Meet Minnesota State Rep. Terry Gauthier.
Mr. Gauthier was, until recently, a minor Democratic State Representative in Minnesota with probably barely any name recognition outside his district. Now, Mr. Gauthier could be fixing to face 15 minutes of infamy.
You see, among his other pastimes, Mr. Gauthier likes to troll the popular website Craigslist, and not for used toasters, or futons, or any of the things most people use Craigslist for. No, Mr. Gauthier likes to troll Craigslist for sex. With young men. Or in this case, a 17-year-old boy.
And Mr. Gauthier apparently gets what he looks for, because he is now alleged to have engaged in oral sex with the unnamed 17-year-old in question, leading many to call his resignation, and even more to call on him to back out of his race for reelection:
Democratic Rep. Paul Thissen of Minneapolis, the House Minority Leader, said he was “deeply disappointed” in Gauthier’s conduct and wants him to step aside.
“As I shared with Rep. Gauthier, I believe he should withdraw from the race for re-election,” Thissen said in a statement released by his office.
Less than an hour later, state Democratic Party Chairman Ken Martin echoed Thissen’s comments and sought his withdrawal.
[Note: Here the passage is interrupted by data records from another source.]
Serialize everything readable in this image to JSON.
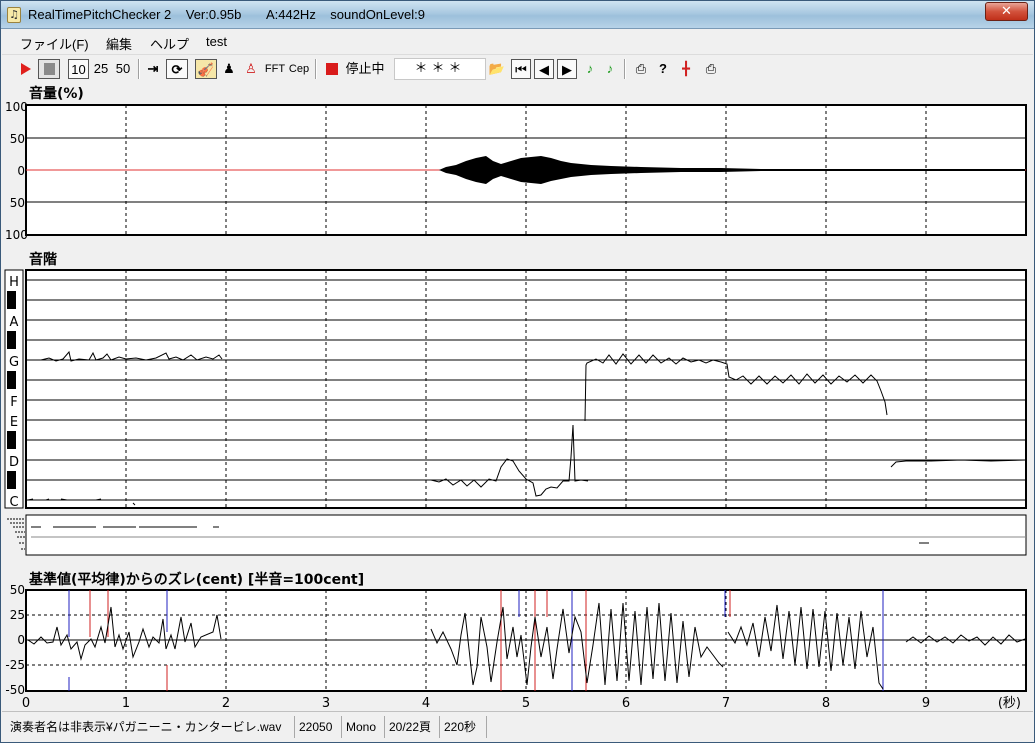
{
  "window": {
    "title": "RealTimePitchChecker 2    Ver:0.95b       A:442Hz    soundOnLevel:9",
    "close_label": "✕"
  },
  "menu": [
    "ファイル(F)",
    "編集",
    "ヘルプ",
    "test"
  ],
  "toolbar": {
    "speeds": [
      "10",
      "25",
      "50"
    ],
    "fft_label": "FFT",
    "cep_label": "Cep",
    "status_label": "停止中",
    "ref_value": "＊＊＊"
  },
  "volume_pane": {
    "label": "音量(%)",
    "ticks": [
      "100",
      "50",
      "0",
      "50",
      "100"
    ]
  },
  "scale_pane": {
    "label": "音階",
    "notes": [
      "H",
      "A",
      "G",
      "F",
      "E",
      "D",
      "C"
    ]
  },
  "cent_pane": {
    "label": "基準値(平均律)からのズレ(cent) [半音=100cent]",
    "ticks": [
      "50",
      "25",
      "0",
      "-25",
      "-50"
    ],
    "x_ticks": [
      "0",
      "1",
      "2",
      "3",
      "4",
      "5",
      "6",
      "7",
      "8",
      "9"
    ],
    "x_unit": "(秒)"
  },
  "status": {
    "file": "演奏者名は非表示¥パガニーニ・カンタービレ.wav",
    "rate": "22050",
    "channels": "Mono",
    "pages": "20/22頁",
    "length": "220秒"
  }
}
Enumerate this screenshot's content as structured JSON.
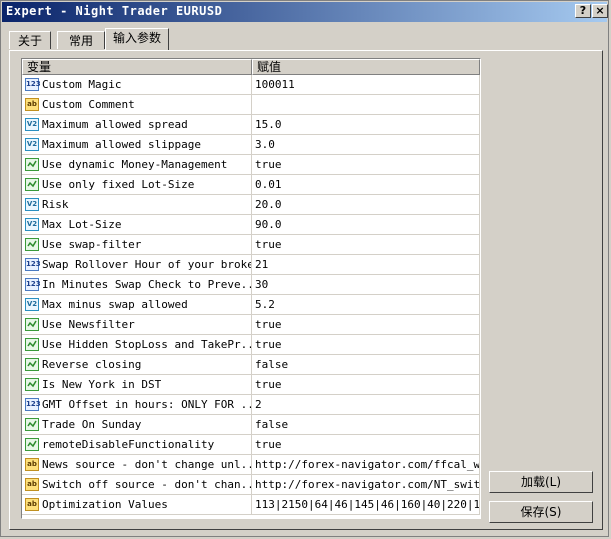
{
  "window": {
    "title": "Expert - Night Trader EURUSD",
    "help_label": "?",
    "close_label": "×"
  },
  "tabs": [
    {
      "label": "关于"
    },
    {
      "label": "常用"
    },
    {
      "label": "输入参数"
    }
  ],
  "active_tab": 2,
  "grid": {
    "headers": {
      "variable": "变量",
      "value": "赋值"
    },
    "rows": [
      {
        "name": "Custom Magic",
        "value": "100011",
        "type": "int"
      },
      {
        "name": "Custom Comment",
        "value": "",
        "type": "string"
      },
      {
        "name": "Maximum allowed spread",
        "value": "15.0",
        "type": "double"
      },
      {
        "name": "Maximum allowed slippage",
        "value": "3.0",
        "type": "double"
      },
      {
        "name": "Use dynamic Money-Management",
        "value": "true",
        "type": "bool"
      },
      {
        "name": "Use only fixed Lot-Size",
        "value": "0.01",
        "type": "bool"
      },
      {
        "name": "Risk",
        "value": "20.0",
        "type": "double"
      },
      {
        "name": "Max Lot-Size",
        "value": "90.0",
        "type": "double"
      },
      {
        "name": "Use swap-filter",
        "value": "true",
        "type": "bool"
      },
      {
        "name": "Swap Rollover Hour of your broker",
        "value": "21",
        "type": "int"
      },
      {
        "name": "In Minutes Swap Check to Preve...",
        "value": "30",
        "type": "int"
      },
      {
        "name": "Max minus swap allowed",
        "value": "5.2",
        "type": "double"
      },
      {
        "name": "Use Newsfilter",
        "value": "true",
        "type": "bool"
      },
      {
        "name": "Use Hidden StopLoss and TakePr...",
        "value": "true",
        "type": "bool"
      },
      {
        "name": "Reverse closing",
        "value": "false",
        "type": "bool"
      },
      {
        "name": "Is New York in DST",
        "value": "true",
        "type": "bool"
      },
      {
        "name": "GMT Offset in hours: ONLY FOR ...",
        "value": "2",
        "type": "int"
      },
      {
        "name": "Trade On Sunday",
        "value": "false",
        "type": "bool"
      },
      {
        "name": "remoteDisableFunctionality",
        "value": "true",
        "type": "bool"
      },
      {
        "name": "News source - don't change unl...",
        "value": "http://forex-navigator.com/ffcal_w...",
        "type": "string"
      },
      {
        "name": "Switch off source - don't chan...",
        "value": "http://forex-navigator.com/NT_swit...",
        "type": "string"
      },
      {
        "name": "Optimization Values",
        "value": "113|2150|64|46|145|46|160|40|220|1...",
        "type": "string"
      }
    ]
  },
  "buttons": {
    "load_label": "加载(L)",
    "save_label": "保存(S)"
  },
  "icons": {
    "int": "123",
    "double": "V2",
    "string": "ab",
    "bool": "bool-check-icon"
  }
}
Both Democrats stopped short of asking Gauthier to leave office before his term ends in January.
“His are actions inexcusable,” Martin said. “No one in our party condones what he did, nor will we defend him in this matter.”
According to police reports, Gauthier admitted to the act. The New York Daily News has more on what happened:
The first-term legislator wasn’t charged in the alleged July 22 encounter because the legal age of consent in Minnesota is 16 and no money was exchanged, according to the St. Louis County attorney’s office. Police say the two had oral sex behind a rest stop pavilion in Duluth after the teen responded to Gauthier’s Craigslist ad looking for a “no strings attached” sex.
Prior to this mistake, Gauthier’s reelection probably would have been a lock. He won 73 percent of the vote the last time he ran. However, there are some things no politician can live down. Granted, Gauthier hasn’t been arrested for the act, seeing as 17 is over Minnesota’s legal age of consent (16), but his behavior has still turned virtually all of Minnesota’s political establishment, left, right and center against him:
Everyone short of your local barista is calling for Gauthier to quit. At MPR, Dan Kraker writes: “Duluth City Councilman Jay Fosle and Duluth Assistant Fire Chief Erik Simonson both say they will run as write-in candidates to replace Gauthier. Gauthier has not said whether he will stay in the race. The head of the state GOP has called on him to resign, while DFL chair Ken Martin has asked Gauthier to not seek a second term. Simonson said that it is tough to launch a campaign amid that backdrop. ‘But we’ve got to keep in mind the bigger picture and we’ve got to move forward, we can’t just sweep it under the rug and hope it goes away,’ Simonson said.”
Heck, even the Strib editorial board wants him gone: “Solicitation for sex in a public place with a stranger, male or female, nearly 40 years one’s junior is conduct unbecoming an elected official. That’s why House leaders of both parties, GOP House Speaker Kurt Zellers called on Gauthier to step down, and DFL Minority Leader Paul Thissen urged him not to seek re-election. … One would have to be stone-hearted not to feel some sympathy for him. But this very week is when state assistance for his flood-ravaged district is taking shape at the Capitol. Gauthier’s inability to attend to the public’s business now is telling about his ability to serve effectively in the future. He should step down.”
Whether Gauthier will listen to these critics, or adopt Todd Akin’s “damn the torpedoes, full speed ahead” approach is not clear yet.